He explains that if a new restaurant has poor service or low-quality food but only a few customers the impact is less significant than one serving the same fare to thousands of buyers because of marketing.
“It just speeds everything up,” Skovgaard said.
John Barwick, owner and president of Marion-based TMG Company, says when it comes to branding, business leaders need to be cautious about making assumptions.
“I think one of the biggest things is that businesses assume that people know who they are, what they do and how to reach them. They assume they can only share their message in a few places and it’ll work.”
Barwick says too many companies ignore digital marketing channels including having a quality website, utilizing free services like Google’s “My Business” and social media platforms.
“You don’t ignore people when they walk through your doors, you can’t ignore them online, either,” she said.
Poshard warns that it takes more than new branding or even a new logo sometimes to revitalize the business.
“There’s thinking that the logo is the brand and if it’s refreshed, it will suddenly revise the business,” he said. “Businesses have to look at the entire business. If the logo is good but the customer experience is poor, there’s a lot of work to be done.”
Moseman points out what worked for one company in regards to branding probably will not function equally well for another.
“We’re not talking about one-size fits all; we’re looking for what works specifically for your and your company.”
That’s exactly the approach he has taken with Koko Balm, and Carnaghi is pleased.

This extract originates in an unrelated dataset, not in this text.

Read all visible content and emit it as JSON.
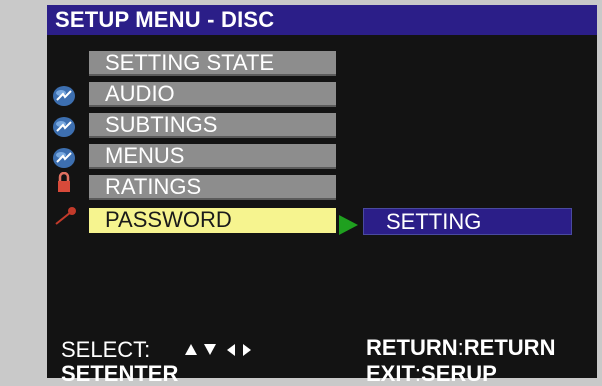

“Having a good brand is given me every possible opportunity to be successful,” he said. “I couldn’t ask for more.”